remained lower early Wednesday as wireless fans grew anxious about industry pricing pressures.
Late Tuesday, Motorola blew the doors off first-quarter sales and handset-shipment targets. But in a
replay of last quarter the stock slipped as investors worried about shrinking margins on the company's phones, particularly the once-sizzling Razr.
In recent Instinet trading, the stock was down $1.28, or 5.3%, to $22.80.
The Schaumburg, Ill., wireless giant made $686 million, or 27 cents a share, for the quarter ended April 1, down from $692 million, or 28 cents a share, a year earlier. Latest-quarter numbers include a penny-a-share net charge for stock-based compensation, business reorganization and investment gains. Excluding that cost, the earnings fell a penny shy of the 29-cent Thomson Financial estimate.
Sales jumped 23% from a year ago to $10.1 billion, breezing past the $9.5 billion Thomson estimate. The company said it shipped 46.1 million handsets in the quarter, well over the Street view.
Wall Street had been looking for blowout sales numbers, thanks in part to the
early success of the ultra-thin Slvr phone. Handset sales volume for Motorola in the first quarter was expected to be close to 40 million units, but estimates had been climbing lately.
"The company continues to profitably grow revenue and market share," said CEO Ed Zander. "With a sharpened strategic focus, Motorola is well-positioned for growth and success."
The company posted $700 million in operating cash flow in the latest quarter and bought back $815 million worth of stock.
But with rivals such as
rolling out new phones, the rest of the year promises to be a bigger challenge. And there, the news was definitely mixed. Gross margin fell to 30% in the latest quarter from 32% a year ago, as Motorola cut prices on the Razr to keep sales flowing.
For the second quarter, Motorola said it expects to make 31 cents a share, excluding 2 cents a share in stock-based pay costs, on sales of $10.4 billion or so. While that matches up favorably with the Thomson forecast of 31 cents a share on revenue of $10 billion, the revenue forecast points to sequential growth of just 2% where Wall Street was looking for 5%.
"The thing is they are guiding up revenue, but their bottom line is coming down. This is a margin issue," says one hedge fund manager who is short the stock. Handset pricing "is getting worse. They are having a profitless prosperity, you could say."
Handset operating margins were 11%, flat with the prior quarter and within the 10% and 11% range the profits margin Motorola watchers have become familiar with.
"Bullish investors are plugging in 12% to 13% handset margins for 2006 and higher for 2007 -- not a lot of nourishment for these expectations in these numbers," says Sanford Bernstein analyst Paul Sagawa.
"That said, the unit volumes were awesome," says Sagawa.
The popularity of Motorola's ultrathin Razr continued to drive the big sales numbers. The company expects to sell its 50 millionth Razr this quarter.
"This could be the year of the Razr part two," CEO Ed Zander on a conference call with analysts Tuesday.

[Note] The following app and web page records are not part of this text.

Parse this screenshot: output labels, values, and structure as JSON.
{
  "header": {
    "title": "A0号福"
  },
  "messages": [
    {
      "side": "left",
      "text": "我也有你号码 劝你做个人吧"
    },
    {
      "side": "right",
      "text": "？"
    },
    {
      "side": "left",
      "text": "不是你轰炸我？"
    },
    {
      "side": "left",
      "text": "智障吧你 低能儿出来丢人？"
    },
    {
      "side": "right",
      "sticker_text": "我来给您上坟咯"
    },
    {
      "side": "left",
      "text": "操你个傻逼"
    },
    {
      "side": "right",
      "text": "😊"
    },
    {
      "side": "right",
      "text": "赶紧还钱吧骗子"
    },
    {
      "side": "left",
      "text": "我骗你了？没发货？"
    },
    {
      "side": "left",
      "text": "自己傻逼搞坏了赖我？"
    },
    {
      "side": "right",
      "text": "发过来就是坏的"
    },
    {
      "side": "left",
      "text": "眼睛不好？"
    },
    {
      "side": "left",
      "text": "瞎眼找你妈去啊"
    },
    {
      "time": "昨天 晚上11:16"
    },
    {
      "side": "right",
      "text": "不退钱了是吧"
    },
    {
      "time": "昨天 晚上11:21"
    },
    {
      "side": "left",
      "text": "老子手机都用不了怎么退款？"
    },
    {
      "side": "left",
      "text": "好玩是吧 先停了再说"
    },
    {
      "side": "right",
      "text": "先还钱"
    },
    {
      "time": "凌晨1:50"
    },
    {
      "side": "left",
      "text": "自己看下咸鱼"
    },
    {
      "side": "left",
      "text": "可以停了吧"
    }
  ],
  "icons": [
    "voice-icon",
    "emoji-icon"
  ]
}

Motorola claims 21% worldwide cell phone market share, which if true, is a 2 percentage point sequential increase from the fourth quarter. The business gains came at the expense of No. 3 and No. 4 players
, and possibly from No. 1 handset maker Nokia.
Zander vowed to take Motorola to the No. 1 position when he took over the company two years ago. The concern is whether Motorola can gain market share without sacrificing profits in a price war.
But some observers say product cycles more than prices are playing a role in the marketshare shift.
"It's not really a price war -- just some natural product leapfrogging and repositioning," says Bernstein's Sagawa.
The networking business was the weakest unit ,due to sluggish sales in Asia, where 3G wireless plans are in flux. Network gear sales fell 14% from a year ago to $1.4 billion. The company says it expects no sales growth from its networking unit this year, guiding for flat year-over-year results.